** Opening Material shown block **
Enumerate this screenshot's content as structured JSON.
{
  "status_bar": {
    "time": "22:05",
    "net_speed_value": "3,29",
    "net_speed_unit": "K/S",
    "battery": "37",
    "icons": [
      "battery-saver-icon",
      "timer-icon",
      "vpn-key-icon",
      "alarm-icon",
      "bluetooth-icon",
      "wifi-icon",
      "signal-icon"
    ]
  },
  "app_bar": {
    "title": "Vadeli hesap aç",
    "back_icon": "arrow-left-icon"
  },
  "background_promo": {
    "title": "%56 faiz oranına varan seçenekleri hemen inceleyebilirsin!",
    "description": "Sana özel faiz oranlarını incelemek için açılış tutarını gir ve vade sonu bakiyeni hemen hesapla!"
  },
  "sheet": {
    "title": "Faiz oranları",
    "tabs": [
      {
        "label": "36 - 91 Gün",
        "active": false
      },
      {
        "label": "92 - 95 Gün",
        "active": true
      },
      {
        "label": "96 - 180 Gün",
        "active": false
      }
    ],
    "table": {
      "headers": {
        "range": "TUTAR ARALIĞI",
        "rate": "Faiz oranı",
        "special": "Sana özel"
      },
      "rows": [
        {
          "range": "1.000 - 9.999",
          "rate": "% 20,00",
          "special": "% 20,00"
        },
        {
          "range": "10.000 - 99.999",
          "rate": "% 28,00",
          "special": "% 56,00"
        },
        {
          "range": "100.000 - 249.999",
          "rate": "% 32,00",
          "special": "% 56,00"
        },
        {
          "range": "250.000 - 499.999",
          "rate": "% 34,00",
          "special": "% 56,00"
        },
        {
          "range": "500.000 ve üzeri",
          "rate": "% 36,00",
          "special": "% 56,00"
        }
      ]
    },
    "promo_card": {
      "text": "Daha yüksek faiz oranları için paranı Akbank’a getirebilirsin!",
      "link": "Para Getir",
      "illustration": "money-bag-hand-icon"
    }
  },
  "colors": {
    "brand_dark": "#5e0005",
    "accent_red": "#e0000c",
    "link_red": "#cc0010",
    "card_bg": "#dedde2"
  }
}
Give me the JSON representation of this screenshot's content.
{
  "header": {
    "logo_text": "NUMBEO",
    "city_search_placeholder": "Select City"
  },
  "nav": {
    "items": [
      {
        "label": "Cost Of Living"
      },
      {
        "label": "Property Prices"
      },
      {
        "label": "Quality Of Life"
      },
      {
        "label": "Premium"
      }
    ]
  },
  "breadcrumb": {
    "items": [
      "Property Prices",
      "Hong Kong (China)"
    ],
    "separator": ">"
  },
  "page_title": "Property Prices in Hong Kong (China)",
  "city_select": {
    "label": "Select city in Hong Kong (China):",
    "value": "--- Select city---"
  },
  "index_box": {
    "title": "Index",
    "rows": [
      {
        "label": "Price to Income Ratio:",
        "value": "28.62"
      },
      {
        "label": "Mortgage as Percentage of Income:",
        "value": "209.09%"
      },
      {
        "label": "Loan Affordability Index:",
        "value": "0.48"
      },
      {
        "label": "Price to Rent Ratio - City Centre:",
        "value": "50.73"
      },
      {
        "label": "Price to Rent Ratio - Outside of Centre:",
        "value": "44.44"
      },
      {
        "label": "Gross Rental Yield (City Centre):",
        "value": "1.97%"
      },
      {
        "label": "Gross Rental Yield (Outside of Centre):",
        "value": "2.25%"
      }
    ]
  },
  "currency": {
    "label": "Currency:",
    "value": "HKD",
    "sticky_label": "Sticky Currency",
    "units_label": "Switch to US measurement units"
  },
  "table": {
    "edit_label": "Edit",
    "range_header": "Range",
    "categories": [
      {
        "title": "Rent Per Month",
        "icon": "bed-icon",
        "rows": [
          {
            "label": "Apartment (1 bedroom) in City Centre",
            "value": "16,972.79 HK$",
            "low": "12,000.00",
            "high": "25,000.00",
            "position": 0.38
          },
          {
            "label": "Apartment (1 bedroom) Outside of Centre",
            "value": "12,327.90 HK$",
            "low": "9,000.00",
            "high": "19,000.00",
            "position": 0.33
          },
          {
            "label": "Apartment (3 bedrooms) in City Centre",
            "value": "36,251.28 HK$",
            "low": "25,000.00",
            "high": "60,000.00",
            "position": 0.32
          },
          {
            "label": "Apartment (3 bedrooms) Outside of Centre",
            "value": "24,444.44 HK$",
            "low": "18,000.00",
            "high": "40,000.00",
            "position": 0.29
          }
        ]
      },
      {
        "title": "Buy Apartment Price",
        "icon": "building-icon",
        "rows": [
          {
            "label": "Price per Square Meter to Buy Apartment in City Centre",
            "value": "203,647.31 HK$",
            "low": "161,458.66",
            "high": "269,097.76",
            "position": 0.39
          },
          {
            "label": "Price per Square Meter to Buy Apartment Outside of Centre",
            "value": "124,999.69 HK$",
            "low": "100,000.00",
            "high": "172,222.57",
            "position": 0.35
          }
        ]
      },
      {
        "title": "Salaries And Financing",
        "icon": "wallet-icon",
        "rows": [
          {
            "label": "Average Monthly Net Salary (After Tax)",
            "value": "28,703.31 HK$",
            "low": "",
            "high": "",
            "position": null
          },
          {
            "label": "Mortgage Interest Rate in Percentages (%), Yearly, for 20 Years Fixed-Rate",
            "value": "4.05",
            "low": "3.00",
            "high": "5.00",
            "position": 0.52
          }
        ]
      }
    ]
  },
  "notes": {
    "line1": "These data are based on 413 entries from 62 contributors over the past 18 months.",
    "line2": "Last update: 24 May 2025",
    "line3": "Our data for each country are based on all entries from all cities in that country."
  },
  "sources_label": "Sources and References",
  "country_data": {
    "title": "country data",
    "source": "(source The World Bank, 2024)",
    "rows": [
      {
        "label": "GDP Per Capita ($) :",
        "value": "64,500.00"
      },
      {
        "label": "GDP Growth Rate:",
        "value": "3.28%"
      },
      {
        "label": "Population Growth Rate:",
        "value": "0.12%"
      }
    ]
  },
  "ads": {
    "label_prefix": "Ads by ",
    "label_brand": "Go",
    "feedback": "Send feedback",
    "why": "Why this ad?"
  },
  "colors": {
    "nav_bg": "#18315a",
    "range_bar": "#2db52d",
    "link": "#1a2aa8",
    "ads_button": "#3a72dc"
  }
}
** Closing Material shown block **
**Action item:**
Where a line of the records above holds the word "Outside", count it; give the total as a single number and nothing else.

**Reply to the exercise:**
5